This Delicious Indian Flatbread is a Popular Choice in Downtown Ottawa Restaurants
The truly wonderful thing about Indian food, from the streets of New Delhi to restaurants in downtown Ottawa, is that nearly every dish in the vast repertoire of Indian cuisine has not only a history, but a connection to culturally significant events or longstanding traditions. When you eat a dish like rogan josh or mulligatawny, you’re not just tasting ingredients and spices prepared a certain way. You’re tasting something that was refined over generations and influenced by the various cultures—both within and outside of India’s borders—that they have come into contact with. And papadum is no different!
Also called papad, papadum is a crisp flatbread made from legume flour. It can be found throughout India and Pakistan, and the role it plays in a meal changes from region to region, as does its recipe. In many regions of southern India, these thin, chip-like breads are an essential part of larger meals, while in the north, they are often served as appetizers or snacks, with chutneys or curries to dip into.
They are most often made with lentil or chickpea flour, and while they can be produced by machine, many are still mass-produced by hand throughout India. The dough is flattened until it is translucent and nearly paper-thin, and then dried in the sun, though they can also be baked, fried, or grilled. Some varieties are made with spices and seasonings like garlic, pepper, chili, or cumin, to produce a more flavourful product. Papads can be found at Indian restaurants in downtown Ottawa and across the world, and are particularly popular in curry houses in the United Kingdom and Australia.
One of the most interesting aspects of this dish, however, is the role that it has played in women’s empowerment movements in India. In fact, Shri Mahila Griha Udyog Lijjat Papad, or simply Lijjat for short, is an Indian worker’s cooperative made up exclusively of women. It was founded in 1959 by seven women from present-day Mumbai with the mission of creating a sustainable livelihood for themselves using the cooking skills they had been taught. Within three months there were 25 women, who produced papads by hand. As word of their products spread, the cooperative grew and expanded. Today, Lijjat employs over 42,000 people across 81 branches, and they still produce papadum the old-fashioned way—by hand. The Lijjat is a truly remarkable initiative that has provided opportunities to generations of women in India, and it all started with this flatbread.
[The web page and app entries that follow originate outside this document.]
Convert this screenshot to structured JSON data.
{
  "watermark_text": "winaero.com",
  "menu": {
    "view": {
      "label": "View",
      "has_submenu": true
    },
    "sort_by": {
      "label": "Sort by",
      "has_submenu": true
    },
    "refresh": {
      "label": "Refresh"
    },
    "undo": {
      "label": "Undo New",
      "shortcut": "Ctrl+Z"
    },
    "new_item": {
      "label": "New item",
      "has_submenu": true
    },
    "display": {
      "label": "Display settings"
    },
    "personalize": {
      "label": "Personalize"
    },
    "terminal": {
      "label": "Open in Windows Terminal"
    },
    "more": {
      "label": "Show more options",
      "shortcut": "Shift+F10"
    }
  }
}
The next time you find yourself in an Indian restaurant in downtown Ottawa, try a papad—you won’t be disappointed!